Search the data for the string "this" and extract every line where it appears.

Items listed in a dataset
____

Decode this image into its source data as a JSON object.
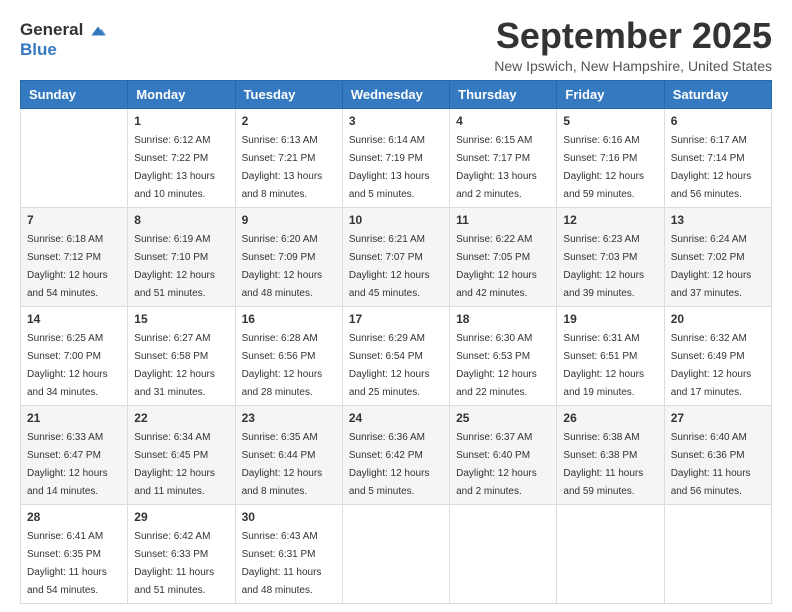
{
  "logo": {
    "line1": "General",
    "line2": "Blue"
  },
  "title": "September 2025",
  "location": "New Ipswich, New Hampshire, United States",
  "days_of_week": [
    "Sunday",
    "Monday",
    "Tuesday",
    "Wednesday",
    "Thursday",
    "Friday",
    "Saturday"
  ],
  "weeks": [
    [
      {
        "day": "",
        "sunrise": "",
        "sunset": "",
        "daylight": ""
      },
      {
        "day": "1",
        "sunrise": "Sunrise: 6:12 AM",
        "sunset": "Sunset: 7:22 PM",
        "daylight": "Daylight: 13 hours and 10 minutes."
      },
      {
        "day": "2",
        "sunrise": "Sunrise: 6:13 AM",
        "sunset": "Sunset: 7:21 PM",
        "daylight": "Daylight: 13 hours and 8 minutes."
      },
      {
        "day": "3",
        "sunrise": "Sunrise: 6:14 AM",
        "sunset": "Sunset: 7:19 PM",
        "daylight": "Daylight: 13 hours and 5 minutes."
      },
      {
        "day": "4",
        "sunrise": "Sunrise: 6:15 AM",
        "sunset": "Sunset: 7:17 PM",
        "daylight": "Daylight: 13 hours and 2 minutes."
      },
      {
        "day": "5",
        "sunrise": "Sunrise: 6:16 AM",
        "sunset": "Sunset: 7:16 PM",
        "daylight": "Daylight: 12 hours and 59 minutes."
      },
      {
        "day": "6",
        "sunrise": "Sunrise: 6:17 AM",
        "sunset": "Sunset: 7:14 PM",
        "daylight": "Daylight: 12 hours and 56 minutes."
      }
    ],
    [
      {
        "day": "7",
        "sunrise": "Sunrise: 6:18 AM",
        "sunset": "Sunset: 7:12 PM",
        "daylight": "Daylight: 12 hours and 54 minutes."
      },
      {
        "day": "8",
        "sunrise": "Sunrise: 6:19 AM",
        "sunset": "Sunset: 7:10 PM",
        "daylight": "Daylight: 12 hours and 51 minutes."
      },
      {
        "day": "9",
        "sunrise": "Sunrise: 6:20 AM",
        "sunset": "Sunset: 7:09 PM",
        "daylight": "Daylight: 12 hours and 48 minutes."
      },
      {
        "day": "10",
        "sunrise": "Sunrise: 6:21 AM",
        "sunset": "Sunset: 7:07 PM",
        "daylight": "Daylight: 12 hours and 45 minutes."
      },
      {
        "day": "11",
        "sunrise": "Sunrise: 6:22 AM",
        "sunset": "Sunset: 7:05 PM",
        "daylight": "Daylight: 12 hours and 42 minutes."
      },
      {
        "day": "12",
        "sunrise": "Sunrise: 6:23 AM",
        "sunset": "Sunset: 7:03 PM",
        "daylight": "Daylight: 12 hours and 39 minutes."
      },
      {
        "day": "13",
        "sunrise": "Sunrise: 6:24 AM",
        "sunset": "Sunset: 7:02 PM",
        "daylight": "Daylight: 12 hours and 37 minutes."
      }
    ],
    [
      {
        "day": "14",
        "sunrise": "Sunrise: 6:25 AM",
        "sunset": "Sunset: 7:00 PM",
        "daylight": "Daylight: 12 hours and 34 minutes."
      },
      {
        "day": "15",
        "sunrise": "Sunrise: 6:27 AM",
        "sunset": "Sunset: 6:58 PM",
        "daylight": "Daylight: 12 hours and 31 minutes."
      },
      {
        "day": "16",
        "sunrise": "Sunrise: 6:28 AM",
        "sunset": "Sunset: 6:56 PM",
        "daylight": "Daylight: 12 hours and 28 minutes."
      },
      {
        "day": "17",
        "sunrise": "Sunrise: 6:29 AM",
        "sunset": "Sunset: 6:54 PM",
        "daylight": "Daylight: 12 hours and 25 minutes."
      },
      {
        "day": "18",
        "sunrise": "Sunrise: 6:30 AM",
        "sunset": "Sunset: 6:53 PM",
        "daylight": "Daylight: 12 hours and 22 minutes."
      },
      {
        "day": "19",
        "sunrise": "Sunrise: 6:31 AM",
        "sunset": "Sunset: 6:51 PM",
        "daylight": "Daylight: 12 hours and 19 minutes."
      },
      {
        "day": "20",
        "sunrise": "Sunrise: 6:32 AM",
        "sunset": "Sunset: 6:49 PM",
        "daylight": "Daylight: 12 hours and 17 minutes."
      }
    ],
    [
      {
        "day": "21",
        "sunrise": "Sunrise: 6:33 AM",
        "sunset": "Sunset: 6:47 PM",
        "daylight": "Daylight: 12 hours and 14 minutes."
      },
      {
        "day": "22",
        "sunrise": "Sunrise: 6:34 AM",
        "sunset": "Sunset: 6:45 PM",
        "daylight": "Daylight: 12 hours and 11 minutes."
      },
      {
        "day": "23",
        "sunrise": "Sunrise: 6:35 AM",
        "sunset": "Sunset: 6:44 PM",
        "daylight": "Daylight: 12 hours and 8 minutes."
      },
      {
        "day": "24",
        "sunrise": "Sunrise: 6:36 AM",
        "sunset": "Sunset: 6:42 PM",
        "daylight": "Daylight: 12 hours and 5 minutes."
      },
      {
        "day": "25",
        "sunrise": "Sunrise: 6:37 AM",
        "sunset": "Sunset: 6:40 PM",
        "daylight": "Daylight: 12 hours and 2 minutes."
      },
      {
        "day": "26",
        "sunrise": "Sunrise: 6:38 AM",
        "sunset": "Sunset: 6:38 PM",
        "daylight": "Daylight: 11 hours and 59 minutes."
      },
      {
        "day": "27",
        "sunrise": "Sunrise: 6:40 AM",
        "sunset": "Sunset: 6:36 PM",
        "daylight": "Daylight: 11 hours and 56 minutes."
      }
    ],
    [
      {
        "day": "28",
        "sunrise": "Sunrise: 6:41 AM",
        "sunset": "Sunset: 6:35 PM",
        "daylight": "Daylight: 11 hours and 54 minutes."
      },
      {
        "day": "29",
        "sunrise": "Sunrise: 6:42 AM",
        "sunset": "Sunset: 6:33 PM",
        "daylight": "Daylight: 11 hours and 51 minutes."
      },
      {
        "day": "30",
        "sunrise": "Sunrise: 6:43 AM",
        "sunset": "Sunset: 6:31 PM",
        "daylight": "Daylight: 11 hours and 48 minutes."
      },
      {
        "day": "",
        "sunrise": "",
        "sunset": "",
        "daylight": ""
      },
      {
        "day": "",
        "sunrise": "",
        "sunset": "",
        "daylight": ""
      },
      {
        "day": "",
        "sunrise": "",
        "sunset": "",
        "daylight": ""
      },
      {
        "day": "",
        "sunrise": "",
        "sunset": "",
        "daylight": ""
      }
    ]
  ]
}
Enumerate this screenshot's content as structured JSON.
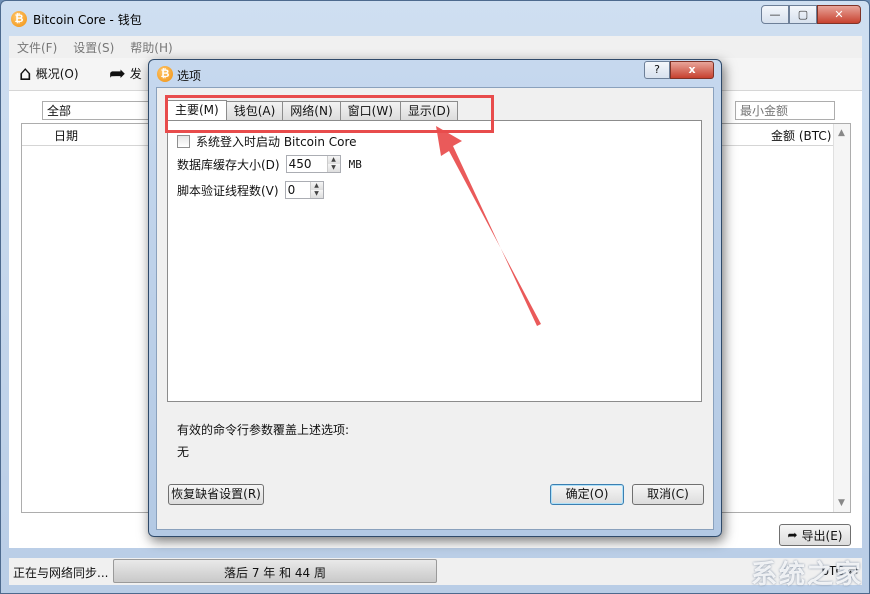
{
  "main_window": {
    "title": "Bitcoin Core - 钱包",
    "icon": "bitcoin-icon"
  },
  "menu": [
    "文件(F)",
    "设置(S)",
    "帮助(H)"
  ],
  "toolbar": {
    "overview_label": "概况(O)",
    "send_label": "发"
  },
  "filter": {
    "type_value": "全部",
    "min_amount_placeholder": "最小金额"
  },
  "table": {
    "col_date": "日期",
    "col_amount": "金额 (BTC)"
  },
  "export_label": "导出(E)",
  "status": {
    "sync_text": "正在与网络同步...",
    "progress_text": "落后 7 年 和 44 周",
    "progress_fraction": 0.0,
    "unit_text": "bTC"
  },
  "watermark": "系统之家",
  "dialog": {
    "title": "选项",
    "help_label": "?",
    "close_label": "x",
    "tabs": [
      {
        "label": "主要(M)",
        "active": true
      },
      {
        "label": "钱包(A)",
        "active": false
      },
      {
        "label": "网络(N)",
        "active": false
      },
      {
        "label": "窗口(W)",
        "active": false
      },
      {
        "label": "显示(D)",
        "active": false
      }
    ],
    "start_on_login_label": "系统登入时启动 Bitcoin Core",
    "start_on_login_checked": false,
    "db_cache_label": "数据库缓存大小(D)",
    "db_cache_value": "450",
    "db_cache_unit": "MB",
    "script_threads_label": "脚本验证线程数(V)",
    "script_threads_value": "0",
    "cmdline_note": "有效的命令行参数覆盖上述选项:",
    "cmdline_value": "无",
    "reset_label": "恢复缺省设置(R)",
    "ok_label": "确定(O)",
    "cancel_label": "取消(C)"
  },
  "annotation_color": "#e84c4c"
}
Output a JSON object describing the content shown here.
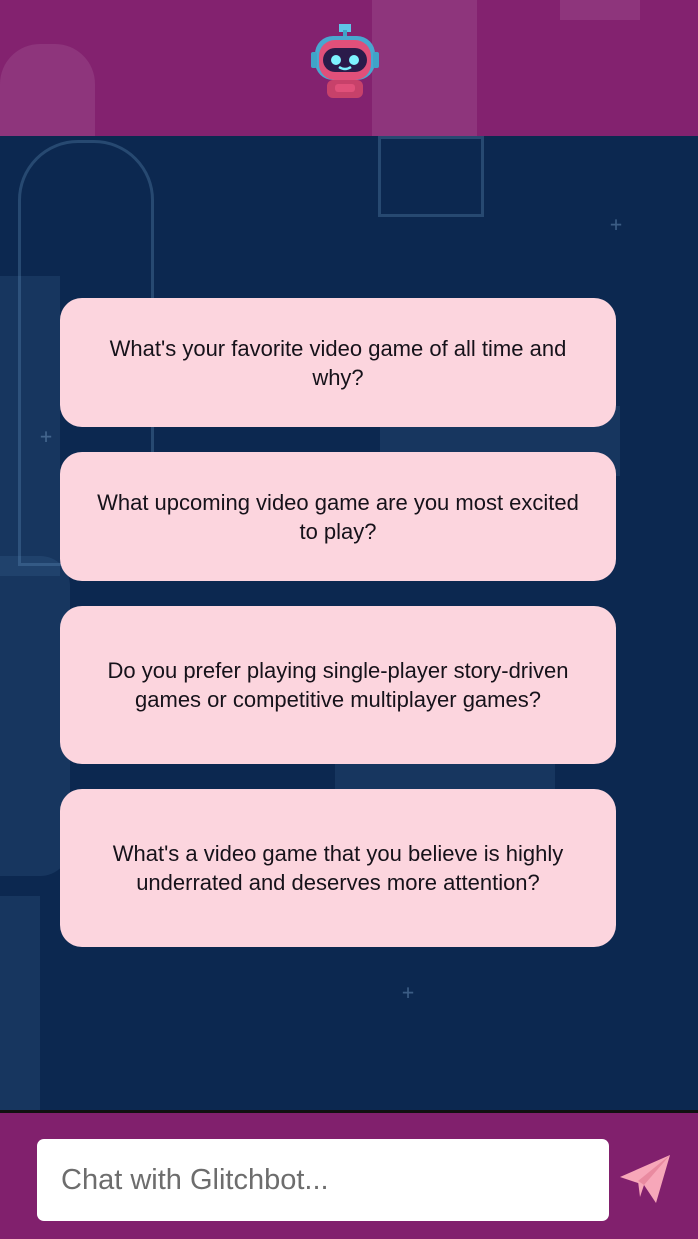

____

Answer area:
Decode this image into its source data as a JSON object.
Enumerate this screenshot's content as structured JSON.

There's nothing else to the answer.